“So, what looks good to you guys?” Drew asked loudly.
“Nothing. This place is a dive, man,” Dirk replied in a booming voice.
Jason hung his head, which just irritated Drew. He had known that Jason wouldn’t love being pulled into this without his knowledge, but he had assumed that once he was in, he would have Drew’s back. Instead, he was sitting there looking guilty as sin. The last thing he wanted Samson and his pals to know was that one of Drew’s right-hand men was actually a dissenter to this whole plan.
Drew was just about to say something to Jason when he saw Samson make his move out of the corner of his eye. He walked away from the rest of his friends, making placating hand motions like he was telling a bunch of rabid dogs to stay. As he headed down the aisle between booths toward Drew, Drew warned his friends.
“Here it comes,” he said through his teeth.
They all struck poses of complete innocence as Samson finally arrived.
“What are you doing here, man?” Samson asked, crossing his arms over his Corinth jacket.
“Getting something to eat,” Drew replied nonchalantly. “Actually, the confections in the case over there look simply scrumptious,” he joked, lifting his chin toward the glass dessert case. “What do you recommend?”
“I recommend you get up outta that seat and walk your ass out the door before you get yourself killed,” Samson said acerbically.
Clay and Dirk snorted. Jason shifted his seat, slumping and bringing his hand up to his forehead like he was wondering how he’d gotten there. Drew simply stared up at Samson.
“I am being cordial,” Samson replied. “Trust me, man. You don’t want to be here right now.”
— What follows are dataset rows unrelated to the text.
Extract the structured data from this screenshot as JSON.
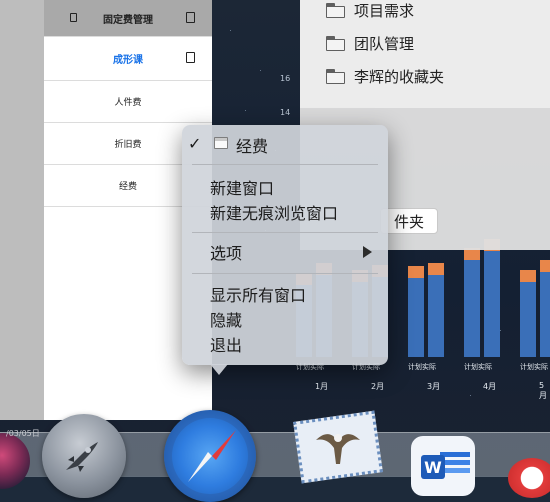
{
  "sidebar": {
    "header": "固定费管理",
    "course": "成形课",
    "items": [
      "人件费",
      "折旧费",
      "经费"
    ]
  },
  "chart": {
    "y_ticks": [
      "16",
      "14"
    ],
    "x_labels": [
      "计划实际",
      "计划实际",
      "计划实际",
      "计划实际",
      "计划实际"
    ],
    "months": [
      "1月",
      "2月",
      "3月",
      "4月",
      "5月"
    ]
  },
  "chart_data": {
    "type": "bar",
    "categories": [
      "1月",
      "2月",
      "3月",
      "4月",
      "5月"
    ],
    "xlabel": "",
    "ylabel": "",
    "series": [
      {
        "values": [
          6.0,
          6.2,
          6.5,
          7.8,
          6.2
        ]
      },
      {
        "values": [
          6.7,
          6.6,
          6.7,
          8.4,
          6.9
        ]
      }
    ],
    "colors": {
      "base": "#3a6fb8",
      "top": "#e8864a"
    }
  },
  "finder": {
    "folders": [
      "项目需求",
      "团队管理",
      "李辉的收藏夹"
    ],
    "field_text": "件夹"
  },
  "context_menu": {
    "items": [
      {
        "label": "经费",
        "checked": true
      },
      {
        "label": "新建窗口"
      },
      {
        "label": "新建无痕浏览窗口"
      },
      {
        "label": "选项",
        "submenu": true
      },
      {
        "label": "显示所有窗口"
      },
      {
        "label": "隐藏"
      },
      {
        "label": "退出"
      }
    ]
  },
  "dock": {
    "label_fragment": "/03/05日",
    "word_letter": "W",
    "apps": [
      "siri-icon",
      "launchpad-icon",
      "safari-icon",
      "mail-icon",
      "word-icon",
      "app-icon"
    ]
  }
}
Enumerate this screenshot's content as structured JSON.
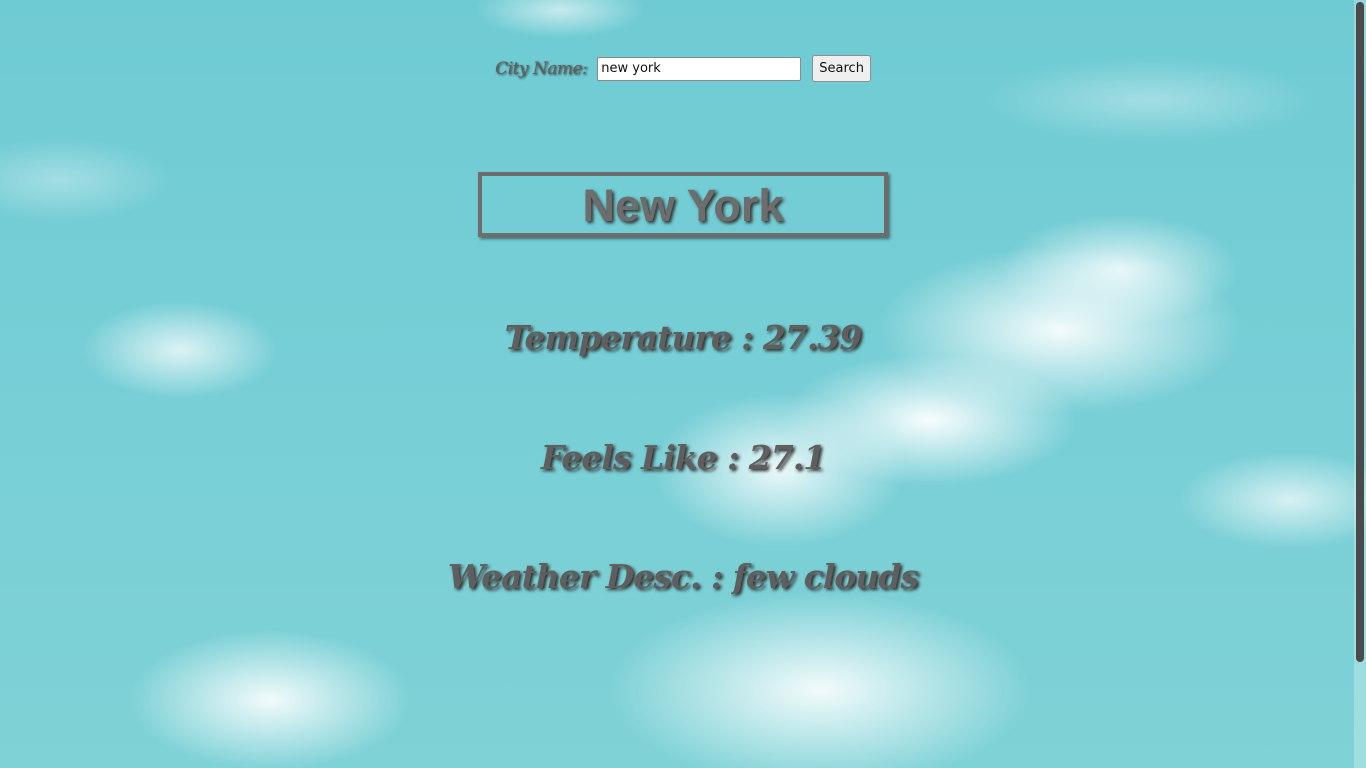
{
  "search": {
    "label": "City Name:",
    "value": "new york",
    "button_label": "Search"
  },
  "weather": {
    "city": "New York",
    "temperature_text": "Temperature : 27.39",
    "feels_like_text": "Feels Like : 27.1",
    "description_text": "Weather Desc. : few clouds"
  }
}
Drew glanced past Samson at the back of the restaurant. There were more guys standing now, glowering in his direction. Samson did have a point. If this went down the way he knew it would, he was going to end up pulverized. But backing down now would be even worse. Backing down now would make him a coward.
“Well, you make a compelling argument,” Drew said finally. “But I think we’ll stay.”
“No one wants you here, man,” Samson said loudly, causing the noise level in the diner to dim slightly.
“I have to disagree with you there, Samson!”
Crystal Marx sauntered up behind Samson and sat down next to Drew, brazenly lifting her leg and hooking it over his, since there technically wasn’t room for her on the small bench with him and Jason. Drew nearly balked at the totally daring and inappropriate move but managed to keep a straight face. Demure, Crystal was not, and today it served his purposes. He wanted to antagonize these guys, and from the sudden murmur in the back of the room, he could tell that her move had done just that.
“How you doing, Drew?” She asked, throwing her arm around his shoulder to better get her balance. “Welcome to Corinth.”
Behind Samson, Drew saw the colossus that was Tank Langford rise out of his chair for the first time. His expression was beyond belligerent. Drew swallowed back a sudden lump in his throat but kept right on with his plan.
“Thanks, Crystal. At least someone around here is accommodating,” he said, smiling up at Samson.
“Yeah, well, Crystal’s never been known for her discretion,” Samson said, his expression darkening, as Tank slowly walked up behind him.
Crystal laughed and rolled her eyes. “Ouch. That hurt,” she said flatly, making it clear that it didn’t hurt at all.
“Crystal,” Tank said, his voice rumbling. “Get away from these guys.”
Drew glanced across the table at Clay, who raised his eyebrows with interest.